This latter approach, referred to as subpixel rendering, uses knowledge of pixel geometry to manipulate the three colored subpixels separately, producing an increase in the apparent resolution of color displays. While CRT displays use red-green-blue-masked phosphor areas, dictated by a mesh grid called the shadow mask, it would require a difficult calibration step to be aligned with the displayed pixel raster, and so CRTs do not currently use subpixel rendering.
The concept of subpixels is related to samples.
Digital cameras use photosensitive electronics, either charge-coupled device (CCD) or CMOS (CMOS) image sensors, consisting of a large number of single sensor elements, each of which records a measured intensity level. In most digital cameras, the sensor array is covered with a patterned color filter mosaic having red, green, and blue regions in the Bayer filter arrangement so that each sensor element can record the intensity of a single primary color of light. The camera interpolates the color information of neighboring sensor elements, through a process called demosaicing, to create the final image. These sensor elements are often called "pixels", even though they only record 1 channel (only red or green or blue) of the final color image. Thus, two of the three color channels for each sensor must be interpolated and a so-called N-megapixel camera that produces an N-megapixel image provides only one-third of the information that an image of the same size could get from a scanner. Thus, certain color contrasts may look fuzzier than others, depending on the allocation of the primary colors (green has twice as many elements as red or blue in the Bayer arrangement).

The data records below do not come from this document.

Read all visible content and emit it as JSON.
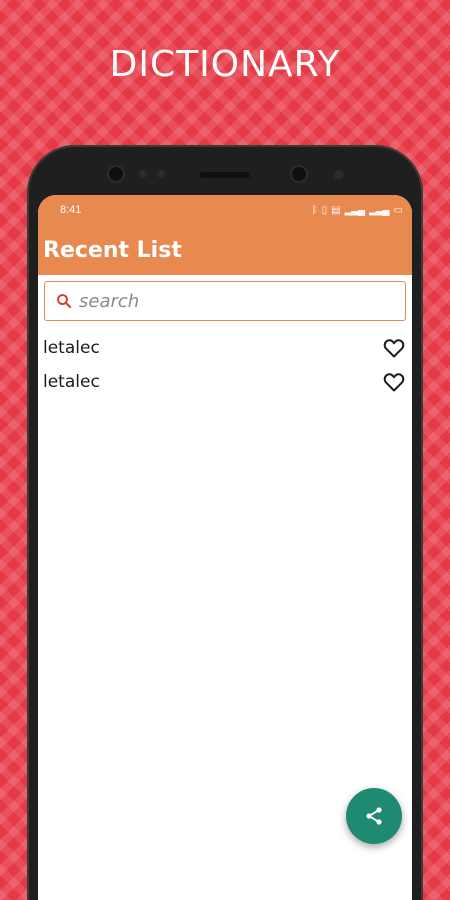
{
  "promo": {
    "title": "DICTIONARY"
  },
  "status_bar": {
    "time": "8:41",
    "icons": [
      "bluetooth-icon",
      "vibrate-icon",
      "volte-icon",
      "signal-icon",
      "signal-icon",
      "battery-icon"
    ]
  },
  "app_bar": {
    "title": "Recent List",
    "background": "#e8894f"
  },
  "search": {
    "placeholder": "search",
    "value": ""
  },
  "recent_list": {
    "items": [
      {
        "label": "letalec",
        "favorite": false
      },
      {
        "label": "letalec",
        "favorite": false
      }
    ]
  },
  "fab": {
    "icon": "share-icon",
    "color": "#1f8a72"
  },
  "colors": {
    "background": "#e63946",
    "accent": "#e8894f"
  }
}
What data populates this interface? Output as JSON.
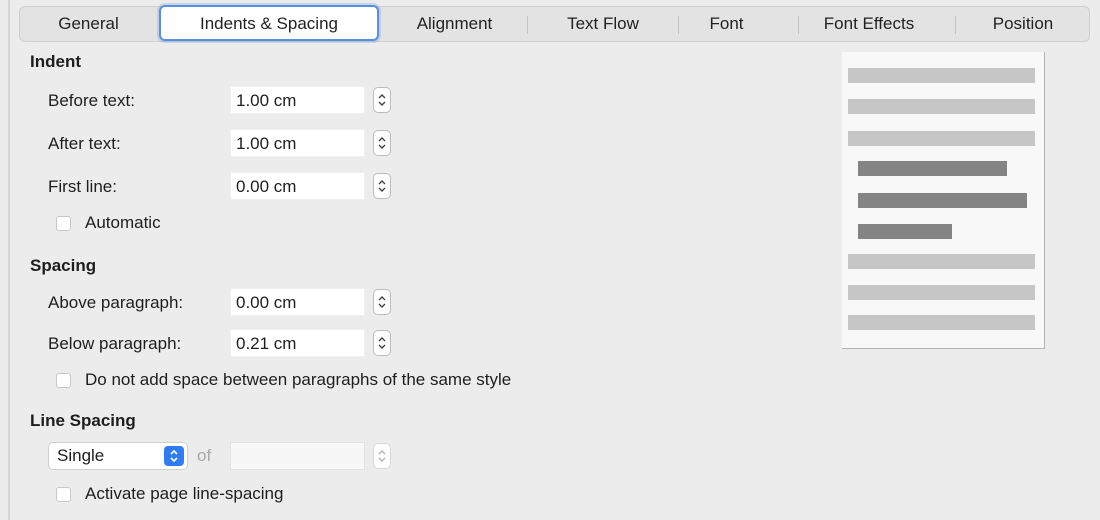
{
  "tabs": [
    {
      "label": "General",
      "selected": false
    },
    {
      "label": "Indents & Spacing",
      "selected": true
    },
    {
      "label": "Alignment",
      "selected": false
    },
    {
      "label": "Text Flow",
      "selected": false
    },
    {
      "label": "Font",
      "selected": false
    },
    {
      "label": "Font Effects",
      "selected": false
    },
    {
      "label": "Position",
      "selected": false
    }
  ],
  "indent": {
    "heading": "Indent",
    "before_text": {
      "label": "Before text:",
      "value": "1.00 cm"
    },
    "after_text": {
      "label": "After text:",
      "value": "1.00 cm"
    },
    "first_line": {
      "label": "First line:",
      "value": "0.00 cm"
    },
    "automatic": {
      "label": "Automatic",
      "checked": false
    }
  },
  "spacing": {
    "heading": "Spacing",
    "above_paragraph": {
      "label": "Above paragraph:",
      "value": "0.00 cm"
    },
    "below_paragraph": {
      "label": "Below paragraph:",
      "value": "0.21 cm"
    },
    "no_space_same_style": {
      "label": "Do not add space between paragraphs of the same style",
      "checked": false
    }
  },
  "line_spacing": {
    "heading": "Line Spacing",
    "mode": "Single",
    "of_label": "of",
    "of_value": "",
    "page_line_spacing": {
      "label": "Activate page line-spacing",
      "checked": false
    }
  },
  "colors": {
    "accent": "#2f7df6",
    "tab_focus": "#5a8fe0",
    "preview_light": "#c6c6c6",
    "preview_dark": "#848484"
  }
}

DxO Labs invented the Perceptual MegaPixel (P-MPix) to measure the sharpness that a camera produces when paired to a particular lens – as opposed to the MP a manufacturer states for a camera product, which is based only on the camera's sensor. The new P-MPix claims to be a more accurate and relevant value for photographers to consider when weighing up camera sharpness. As of mid-2013, the Sigma 35 mm f/1.4 DG HSM lens mounted on a Nikon D800 has the highest measured P-MPix. However, with a value of 23 MP, it still wipes off more than one-third of the D800's 36.3 MP sensor. In August 2019, Xiaomi released Redmi Note 8 Pro as the world's first smartphone with 64 MP camera. On December 12, 2019 Samsung released Samsung A71 with also a 64 MP camera. In late 2019, Xiaomi announced the first camera phone with 108MP 1/1.33-inch across sensor. The sensor is larger than most of bridge camera with 1/2.3-inch across sensor.
One new method to add megapixels has been introduced in a Micro Four Thirds System camera, which only uses a 16 MP sensor but can produce a 64 MP RAW (40 MP JPEG) image by making two exposures, shifting the sensor by a half pixel between them. Using a tripod to take level multi-shots within an instance, the multiple 16 MP images are then generated into a unified 64 MP image.